When it comes to tires and fuel economy, the key term is “rolling resistance.” This basically describes the amount of energy it takes to keep a tire rolling, with lower rolling resistance meaning that a tire has an easier time maintaining its speed. Premium tires typically offer lower rolling resistance than budget options, meaning the engine doesn’t need to work quite as hard. This results in improved fuel economy, allowing drivers to get more bang for their buck every time they hit the pump. This can also improve a tire’s longevity since lower rolling resistance means less heat is generated between the tire and the road, resulting in longer tread life. In addition to lower rolling resistance on the tread, premium and mid-range tires often have stronger sidewalls, which can go a long way in improving fuel economy. Rolling resistance varies between higher-end tires, but many brands like Goodyear and Bridgestone now produce low-resistance tires specifically aimed at improving fuel economy.
Thanks to the use of premium materials and high-end construction techniques, premium tires offer a decidedly smoother ride than some of the cheaper options on the market. These tires are generally made using thicker rubber, which can be very noticeable when it comes to comfortably navigating bumps in the road. Cheaper tires often feature less material between you and the road, meaning you’re more likely to feel every pothole and frost heave reverberate all the way from the asphalt into the seat of your pants. In the long-term, these reverberations can have a knock-on effect throughout the vehicle as a whole, prematurely wearing out the suspension while taking its toll on your shocks and springs. Then there’s the matter of auditory comfort. Cheaper tires tend to be louder than premium options, which can be a dangerous distraction on the road. Of course, a premium tire isn’t always quieter as tread depth tends to be an equally important factor, but generally speaking, the more you pay, the less of a racket you’ll make.
Not All Tires Are the Same

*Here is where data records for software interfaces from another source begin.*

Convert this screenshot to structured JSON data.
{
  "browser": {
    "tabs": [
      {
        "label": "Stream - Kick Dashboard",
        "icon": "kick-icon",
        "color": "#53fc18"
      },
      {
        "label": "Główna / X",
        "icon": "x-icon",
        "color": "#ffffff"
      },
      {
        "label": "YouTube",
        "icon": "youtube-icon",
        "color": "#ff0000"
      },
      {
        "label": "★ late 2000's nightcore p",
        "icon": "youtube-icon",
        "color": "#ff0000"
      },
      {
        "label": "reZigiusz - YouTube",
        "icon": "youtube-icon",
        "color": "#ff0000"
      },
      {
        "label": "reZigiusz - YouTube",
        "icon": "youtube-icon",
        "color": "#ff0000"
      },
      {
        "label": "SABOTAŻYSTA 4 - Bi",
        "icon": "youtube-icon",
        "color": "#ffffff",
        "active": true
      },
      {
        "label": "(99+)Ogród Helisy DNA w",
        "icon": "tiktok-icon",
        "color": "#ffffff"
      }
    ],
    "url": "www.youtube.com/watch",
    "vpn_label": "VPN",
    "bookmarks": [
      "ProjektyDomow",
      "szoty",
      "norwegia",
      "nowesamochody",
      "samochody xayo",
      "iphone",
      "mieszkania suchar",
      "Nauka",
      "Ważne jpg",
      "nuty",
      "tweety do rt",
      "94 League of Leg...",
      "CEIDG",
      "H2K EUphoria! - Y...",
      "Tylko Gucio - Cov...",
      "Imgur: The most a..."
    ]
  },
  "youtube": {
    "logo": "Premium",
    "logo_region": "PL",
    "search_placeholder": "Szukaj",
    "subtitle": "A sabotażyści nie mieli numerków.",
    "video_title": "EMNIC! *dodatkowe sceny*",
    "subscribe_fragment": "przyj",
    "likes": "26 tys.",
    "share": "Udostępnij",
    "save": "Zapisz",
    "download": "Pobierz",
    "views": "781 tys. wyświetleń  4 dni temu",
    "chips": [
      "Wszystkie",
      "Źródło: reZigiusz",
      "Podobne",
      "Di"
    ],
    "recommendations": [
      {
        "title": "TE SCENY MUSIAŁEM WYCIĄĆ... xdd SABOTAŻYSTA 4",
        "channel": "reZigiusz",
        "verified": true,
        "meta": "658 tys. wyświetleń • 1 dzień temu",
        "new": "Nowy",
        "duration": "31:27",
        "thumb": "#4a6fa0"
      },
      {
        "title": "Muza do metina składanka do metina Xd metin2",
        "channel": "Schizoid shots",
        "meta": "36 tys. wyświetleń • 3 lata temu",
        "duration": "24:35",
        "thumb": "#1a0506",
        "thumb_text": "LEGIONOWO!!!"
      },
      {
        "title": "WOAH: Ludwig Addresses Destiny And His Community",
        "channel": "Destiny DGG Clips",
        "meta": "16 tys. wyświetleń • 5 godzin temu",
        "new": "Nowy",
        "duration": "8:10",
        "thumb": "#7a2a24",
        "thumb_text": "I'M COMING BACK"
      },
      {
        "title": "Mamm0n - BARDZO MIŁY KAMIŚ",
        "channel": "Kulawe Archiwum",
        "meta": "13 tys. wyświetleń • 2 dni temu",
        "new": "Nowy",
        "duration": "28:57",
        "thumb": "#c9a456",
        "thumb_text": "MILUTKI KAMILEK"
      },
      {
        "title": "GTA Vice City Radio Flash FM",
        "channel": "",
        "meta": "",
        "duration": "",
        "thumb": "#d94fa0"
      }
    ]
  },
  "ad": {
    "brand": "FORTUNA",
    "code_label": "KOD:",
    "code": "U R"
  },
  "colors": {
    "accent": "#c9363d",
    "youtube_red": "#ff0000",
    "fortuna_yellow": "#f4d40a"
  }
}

When it comes to choosing tires, the brand name isn’t the most important factor, but it’s up there. While it’s difficult to make generalizations given the wide range of tires available from each manufacturer, the truth is that the more you spend on a tire, the better it’s probably going to perform. Of course, consumers have to weigh their own priorities and decide which metrics are the most relevant to their own needs and driving style, whether it be tread life, comfort, handling, or fuel economy. Regardless of the brand, UTQG is a good way to compare different tires. However, it is still just a starting point, and brand names can add a bit more context.